I was talking with a coworker about some goofy incompatibility problem that I encountered that the team had also experienced recently, and in searching for the issue, I noticed that we are in fact just two months out from the release of .NET v5. That matters because it means the open source platform formerly known as .NET Core becomes the only .NET, and that's exciting. It also reminded me that they have this thing called Blazor, which is essentially a way to target compilation to webassembly from proper netstandard2.1, and literally everything that runs on it. That's a big deal. It means client-side image manipulation and PDF manipulation and even my own existing code and rich libraries to do all kinds of stuff, in a browser.
Anyway, I did some "hello world" experimentation with Blazor and I'm really impressed. There are a few weird things here and there when it comes to client-side file handling, but beyond that it works really well. I've read some real-world benchmarks about the size of the client-side assemblies and they slim down really well. It seems like a really viable alternative to using a JS framework for single-page apps. It looks like it can be used in the context of a progressive web app, too, which might be cool for the forums and maintained SEO.

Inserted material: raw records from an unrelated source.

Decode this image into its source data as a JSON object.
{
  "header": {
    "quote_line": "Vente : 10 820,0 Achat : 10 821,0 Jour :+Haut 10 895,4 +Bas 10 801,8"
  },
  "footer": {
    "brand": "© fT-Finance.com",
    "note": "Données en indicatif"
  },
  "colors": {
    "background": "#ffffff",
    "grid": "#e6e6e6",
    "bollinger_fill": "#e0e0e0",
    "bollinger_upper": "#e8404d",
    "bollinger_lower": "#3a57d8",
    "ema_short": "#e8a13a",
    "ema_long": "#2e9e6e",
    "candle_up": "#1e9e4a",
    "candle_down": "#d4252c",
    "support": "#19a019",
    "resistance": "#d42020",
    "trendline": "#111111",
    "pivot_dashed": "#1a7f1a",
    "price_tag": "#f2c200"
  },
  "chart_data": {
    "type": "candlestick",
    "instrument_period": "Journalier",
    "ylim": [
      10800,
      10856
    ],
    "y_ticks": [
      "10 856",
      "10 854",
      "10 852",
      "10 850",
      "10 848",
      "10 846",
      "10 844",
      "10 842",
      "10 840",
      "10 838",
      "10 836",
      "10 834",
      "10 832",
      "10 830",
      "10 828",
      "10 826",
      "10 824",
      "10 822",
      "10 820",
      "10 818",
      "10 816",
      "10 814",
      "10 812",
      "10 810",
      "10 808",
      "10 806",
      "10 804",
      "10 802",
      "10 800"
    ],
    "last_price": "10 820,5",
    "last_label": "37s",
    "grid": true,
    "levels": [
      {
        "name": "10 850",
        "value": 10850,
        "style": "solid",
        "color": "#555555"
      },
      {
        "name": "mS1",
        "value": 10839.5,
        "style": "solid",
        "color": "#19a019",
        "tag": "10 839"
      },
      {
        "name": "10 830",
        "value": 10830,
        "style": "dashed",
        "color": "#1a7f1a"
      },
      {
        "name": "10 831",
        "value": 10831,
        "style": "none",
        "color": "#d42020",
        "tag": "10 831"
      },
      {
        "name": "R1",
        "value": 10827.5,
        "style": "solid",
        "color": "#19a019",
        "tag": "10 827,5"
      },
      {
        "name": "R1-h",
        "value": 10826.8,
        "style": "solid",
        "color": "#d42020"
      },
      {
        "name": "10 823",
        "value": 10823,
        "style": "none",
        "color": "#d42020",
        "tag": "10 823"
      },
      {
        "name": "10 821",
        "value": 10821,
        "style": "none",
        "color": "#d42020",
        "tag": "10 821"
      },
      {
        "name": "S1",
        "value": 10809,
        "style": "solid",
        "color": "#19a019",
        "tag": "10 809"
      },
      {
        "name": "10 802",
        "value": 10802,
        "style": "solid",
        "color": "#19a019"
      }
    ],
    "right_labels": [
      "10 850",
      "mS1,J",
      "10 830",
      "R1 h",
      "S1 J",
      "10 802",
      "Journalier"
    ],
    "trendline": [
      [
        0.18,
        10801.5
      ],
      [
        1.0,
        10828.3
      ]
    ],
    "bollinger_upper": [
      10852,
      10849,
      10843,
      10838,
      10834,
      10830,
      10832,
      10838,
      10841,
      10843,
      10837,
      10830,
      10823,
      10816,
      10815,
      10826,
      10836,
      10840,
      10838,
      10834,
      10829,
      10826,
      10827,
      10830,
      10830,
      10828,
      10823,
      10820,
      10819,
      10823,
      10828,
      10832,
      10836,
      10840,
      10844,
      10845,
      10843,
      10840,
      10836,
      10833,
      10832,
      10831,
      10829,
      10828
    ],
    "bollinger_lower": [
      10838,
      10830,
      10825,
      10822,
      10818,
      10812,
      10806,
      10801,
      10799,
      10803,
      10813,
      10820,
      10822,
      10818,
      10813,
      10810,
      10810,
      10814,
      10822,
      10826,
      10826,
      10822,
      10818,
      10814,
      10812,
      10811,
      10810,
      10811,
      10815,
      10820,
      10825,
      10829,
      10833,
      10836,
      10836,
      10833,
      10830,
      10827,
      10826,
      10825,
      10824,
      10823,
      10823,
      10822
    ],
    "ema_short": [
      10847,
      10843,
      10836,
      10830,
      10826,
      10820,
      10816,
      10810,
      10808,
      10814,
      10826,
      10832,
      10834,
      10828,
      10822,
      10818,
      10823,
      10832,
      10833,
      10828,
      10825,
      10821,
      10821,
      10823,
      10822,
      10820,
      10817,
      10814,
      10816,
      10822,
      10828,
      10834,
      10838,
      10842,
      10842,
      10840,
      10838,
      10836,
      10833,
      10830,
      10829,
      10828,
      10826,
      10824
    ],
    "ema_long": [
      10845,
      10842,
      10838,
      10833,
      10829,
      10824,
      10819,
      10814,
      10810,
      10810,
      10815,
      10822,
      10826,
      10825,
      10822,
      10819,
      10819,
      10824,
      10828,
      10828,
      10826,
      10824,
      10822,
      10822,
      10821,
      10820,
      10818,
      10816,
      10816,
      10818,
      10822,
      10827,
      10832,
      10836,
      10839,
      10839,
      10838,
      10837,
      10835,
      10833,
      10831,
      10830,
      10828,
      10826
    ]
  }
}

There is a server-side version of the same thing, where it generates little DOM fragments and sends them down a websockets pipe, which is intriguing for the obvious forum use case as well. The problem there is that it may not scale very well, and having all of that chattyness between the browser and server means it won't be as responsive to user input as one would expect. I'll definitely do some experimentation though.
I've largely ignored Blazor since it was announced, but I feel like I need to look harder at it.